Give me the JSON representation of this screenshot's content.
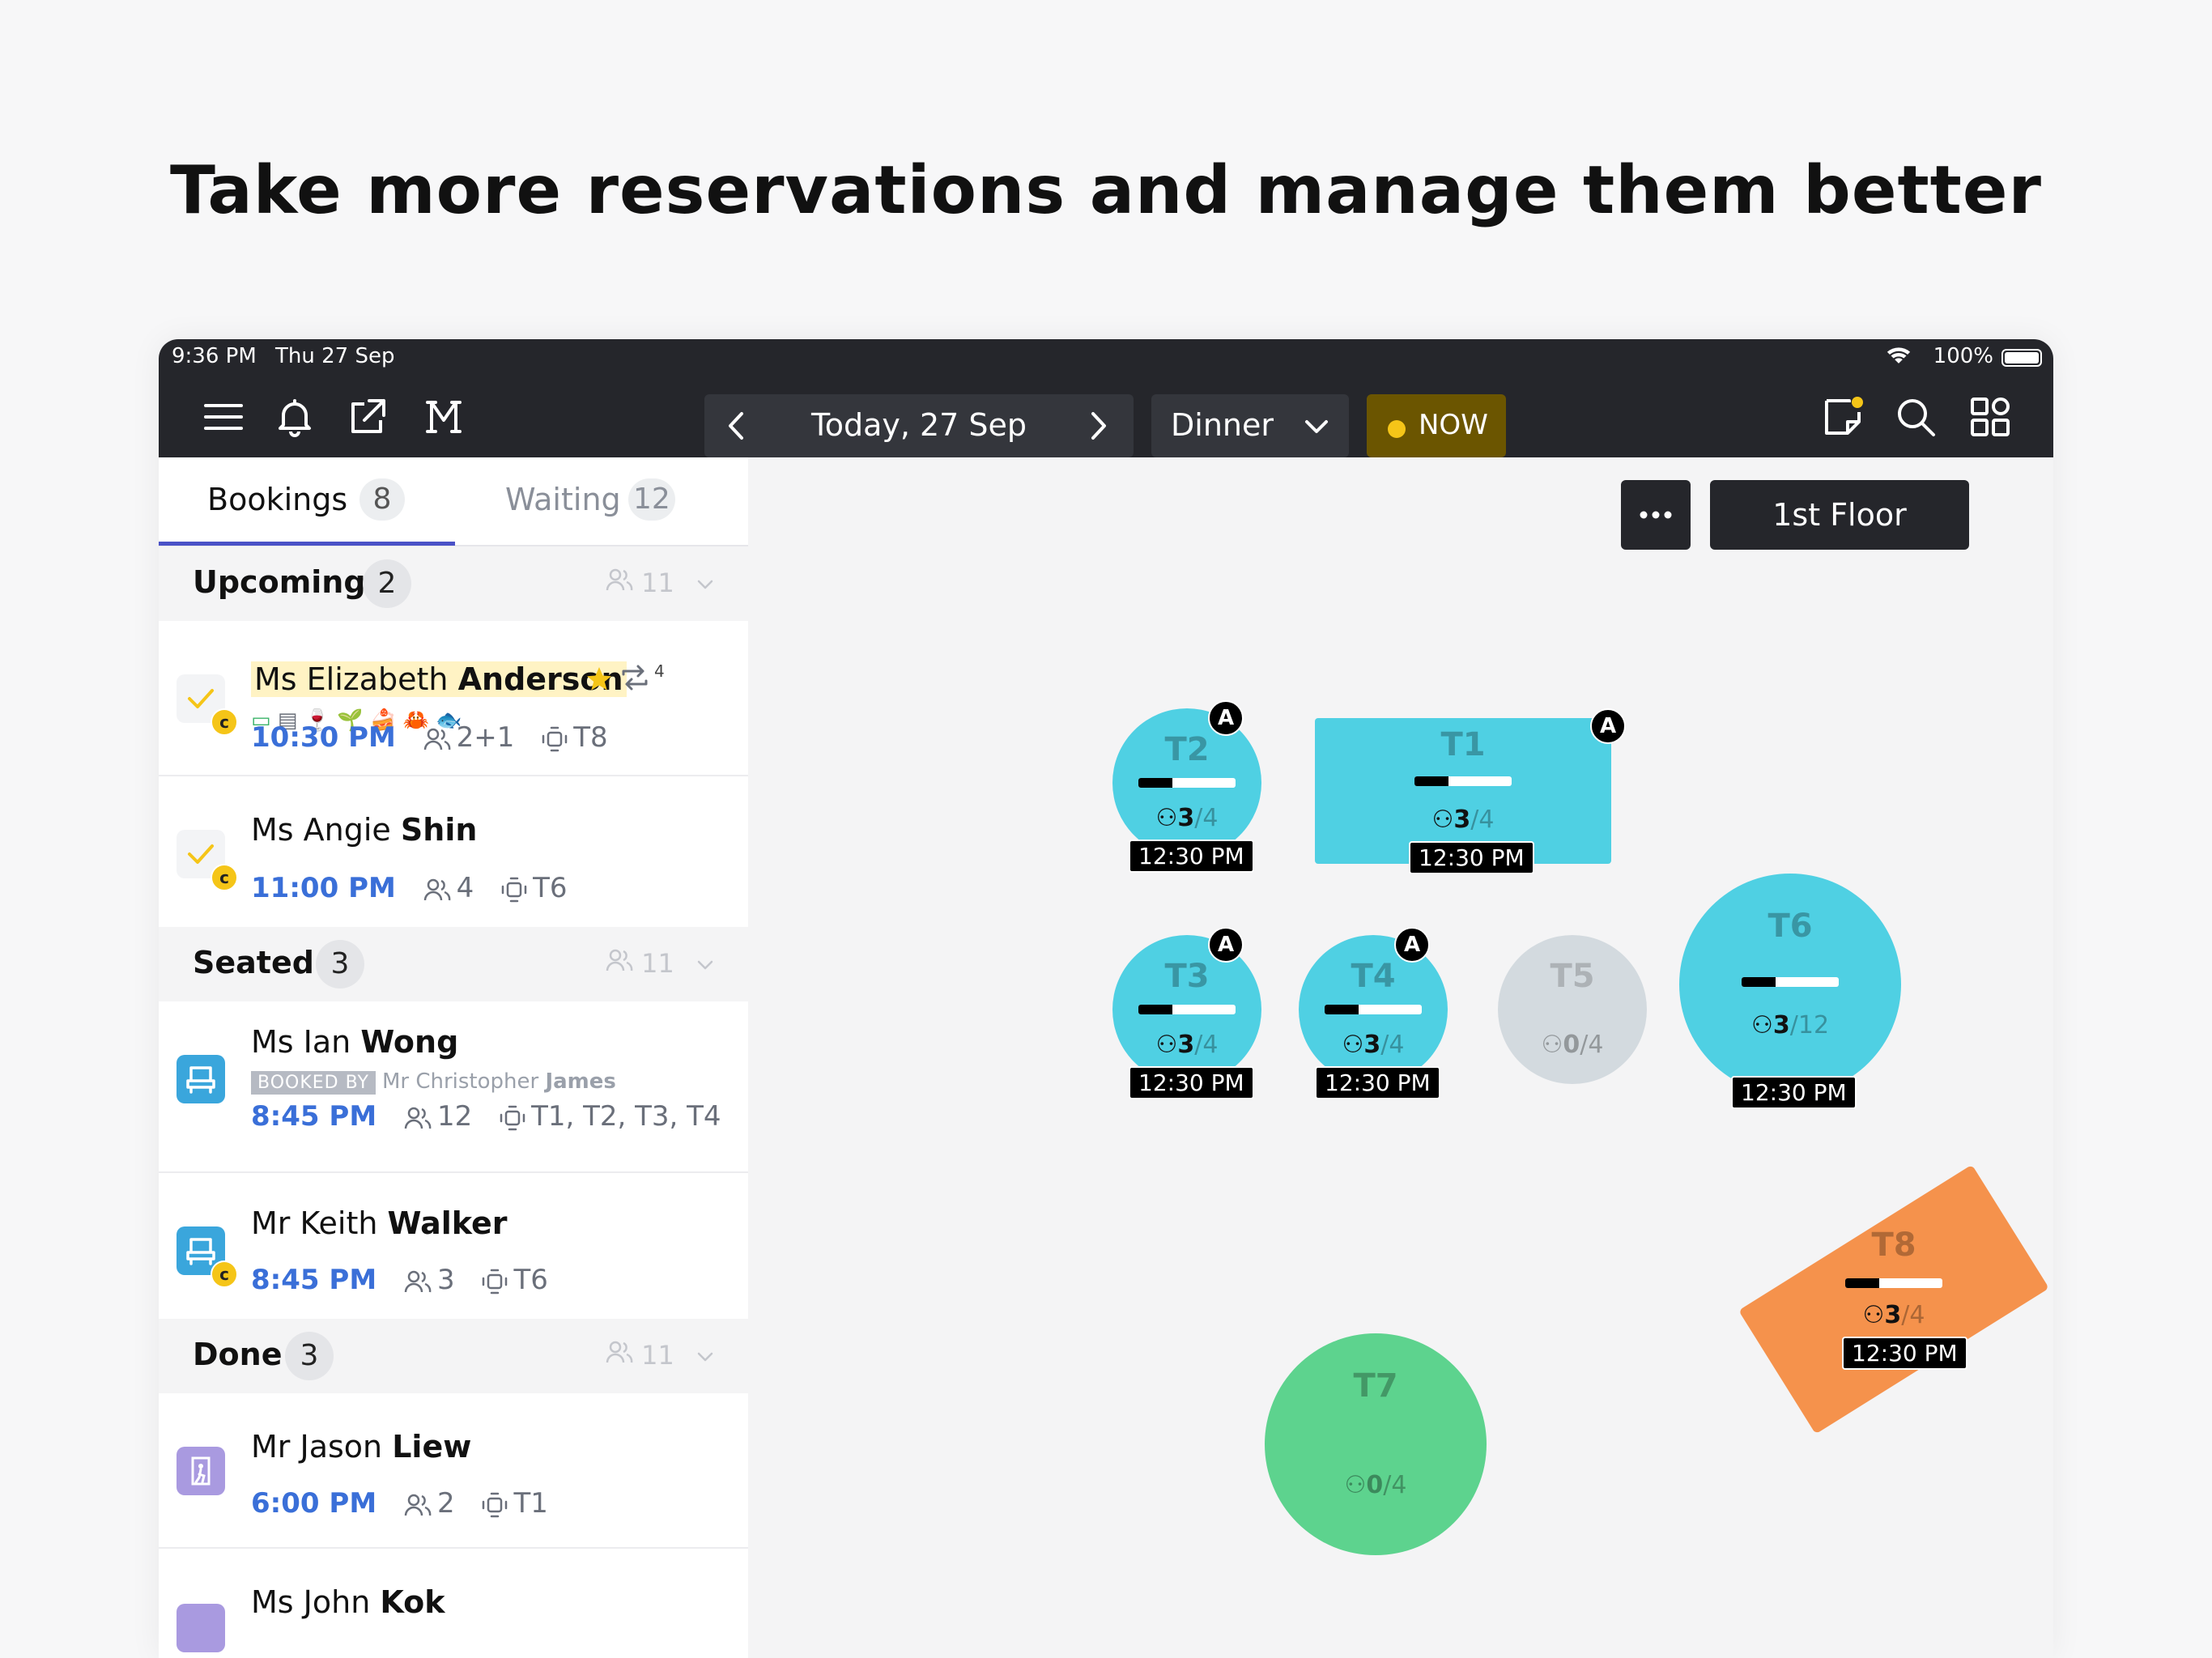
{
  "headline": "Take more reservations and manage them better",
  "statusbar": {
    "time": "9:36 PM",
    "date": "Thu 27 Sep",
    "battery": "100%"
  },
  "toolbar": {
    "date_label": "Today, 27 Sep",
    "meal_label": "Dinner",
    "now_label": "NOW",
    "icons": [
      "menu-icon",
      "bell-icon",
      "external-link-icon",
      "m-logo-icon",
      "notes-icon",
      "search-icon",
      "grid-icon"
    ]
  },
  "tabs": [
    {
      "label": "Bookings",
      "count": "8",
      "active": true
    },
    {
      "label": "Waiting",
      "count": "12",
      "active": false
    }
  ],
  "sections": {
    "upcoming": {
      "title": "Upcoming",
      "count": "2",
      "guests": "11"
    },
    "seated": {
      "title": "Seated",
      "count": "3",
      "guests": "11"
    },
    "done": {
      "title": "Done",
      "count": "3",
      "guests": "11"
    }
  },
  "bookings": [
    {
      "salutation": "Ms Elizabeth",
      "surname": "Anderson",
      "time": "10:30 PM",
      "guests": "2+1",
      "table": "T8",
      "repeat_count": "4"
    },
    {
      "salutation": "Ms Angie",
      "surname": "Shin",
      "time": "11:00 PM",
      "guests": "4",
      "table": "T6"
    },
    {
      "salutation": "Ms Ian",
      "surname": "Wong",
      "booked_by_tag": "BOOKED BY",
      "booked_by": "Mr Christopher",
      "booked_by_surname": "James",
      "time": "8:45 PM",
      "guests": "12",
      "table": "T1, T2, T3, T4"
    },
    {
      "salutation": "Mr Keith",
      "surname": "Walker",
      "time": "8:45 PM",
      "guests": "3",
      "table": "T6"
    },
    {
      "salutation": "Mr Jason",
      "surname": "Liew",
      "time": "6:00 PM",
      "guests": "2",
      "table": "T1"
    },
    {
      "salutation": "Ms John",
      "surname": "Kok"
    }
  ],
  "floor": {
    "floor_name": "1st Floor",
    "colors": {
      "occupied": "#4fd0e3",
      "empty": "#d3dadf",
      "available": "#5dd38e",
      "alert": "#f5924c"
    },
    "tables": [
      {
        "name": "T2",
        "seated": "3",
        "total": "/4",
        "time": "12:30 PM",
        "badge": "A",
        "progress": 0.35
      },
      {
        "name": "T1",
        "seated": "3",
        "total": "/4",
        "time": "12:30 PM",
        "badge": "A",
        "progress": 0.35
      },
      {
        "name": "T3",
        "seated": "3",
        "total": "/4",
        "time": "12:30 PM",
        "badge": "A",
        "progress": 0.35
      },
      {
        "name": "T4",
        "seated": "3",
        "total": "/4",
        "time": "12:30 PM",
        "badge": "A",
        "progress": 0.35
      },
      {
        "name": "T5",
        "seated": "0",
        "total": "/4"
      },
      {
        "name": "T6",
        "seated": "3",
        "total": "/12",
        "time": "12:30 PM",
        "progress": 0.35
      },
      {
        "name": "T8",
        "seated": "3",
        "total": "/4",
        "time": "12:30 PM",
        "progress": 0.35
      },
      {
        "name": "T7",
        "seated": "0",
        "total": "/4"
      }
    ]
  }
}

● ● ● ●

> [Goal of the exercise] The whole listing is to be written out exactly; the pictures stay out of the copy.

> [Response to this task]
Give me the JSON representation of this screenshot's content.
{
  "headline": "Take more reservations and manage them better",
  "statusbar": {
    "time": "9:36 PM",
    "date": "Thu 27 Sep",
    "battery": "100%"
  },
  "toolbar": {
    "date_label": "Today, 27 Sep",
    "meal_label": "Dinner",
    "now_label": "NOW",
    "icons": [
      "menu-icon",
      "bell-icon",
      "external-link-icon",
      "m-logo-icon",
      "notes-icon",
      "search-icon",
      "grid-icon"
    ]
  },
  "tabs": [
    {
      "label": "Bookings",
      "count": "8",
      "active": true
    },
    {
      "label": "Waiting",
      "count": "12",
      "active": false
    }
  ],
  "sections": {
    "upcoming": {
      "title": "Upcoming",
      "count": "2",
      "guests": "11"
    },
    "seated": {
      "title": "Seated",
      "count": "3",
      "guests": "11"
    },
    "done": {
      "title": "Done",
      "count": "3",
      "guests": "11"
    }
  },
  "bookings": [
    {
      "salutation": "Ms Elizabeth",
      "surname": "Anderson",
      "time": "10:30 PM",
      "guests": "2+1",
      "table": "T8",
      "repeat_count": "4"
    },
    {
      "salutation": "Ms Angie",
      "surname": "Shin",
      "time": "11:00 PM",
      "guests": "4",
      "table": "T6"
    },
    {
      "salutation": "Ms Ian",
      "surname": "Wong",
      "booked_by_tag": "BOOKED BY",
      "booked_by": "Mr Christopher",
      "booked_by_surname": "James",
      "time": "8:45 PM",
      "guests": "12",
      "table": "T1, T2, T3, T4"
    },
    {
      "salutation": "Mr Keith",
      "surname": "Walker",
      "time": "8:45 PM",
      "guests": "3",
      "table": "T6"
    },
    {
      "salutation": "Mr Jason",
      "surname": "Liew",
      "time": "6:00 PM",
      "guests": "2",
      "table": "T1"
    },
    {
      "salutation": "Ms John",
      "surname": "Kok"
    }
  ],
  "floor": {
    "floor_name": "1st Floor",
    "colors": {
      "occupied": "#4fd0e3",
      "empty": "#d3dadf",
      "available": "#5dd38e",
      "alert": "#f5924c"
    },
    "tables": [
      {
        "name": "T2",
        "seated": "3",
        "total": "/4",
        "time": "12:30 PM",
        "badge": "A",
        "progress": 0.35
      },
      {
        "name": "T1",
        "seated": "3",
        "total": "/4",
        "time": "12:30 PM",
        "badge": "A",
        "progress": 0.35
      },
      {
        "name": "T3",
        "seated": "3",
        "total": "/4",
        "time": "12:30 PM",
        "badge": "A",
        "progress": 0.35
      },
      {
        "name": "T4",
        "seated": "3",
        "total": "/4",
        "time": "12:30 PM",
        "badge": "A",
        "progress": 0.35
      },
      {
        "name": "T5",
        "seated": "0",
        "total": "/4"
      },
      {
        "name": "T6",
        "seated": "3",
        "total": "/12",
        "time": "12:30 PM",
        "progress": 0.35
      },
      {
        "name": "T8",
        "seated": "3",
        "total": "/4",
        "time": "12:30 PM",
        "progress": 0.35
      },
      {
        "name": "T7",
        "seated": "0",
        "total": "/4"
      }
    ]
  }
}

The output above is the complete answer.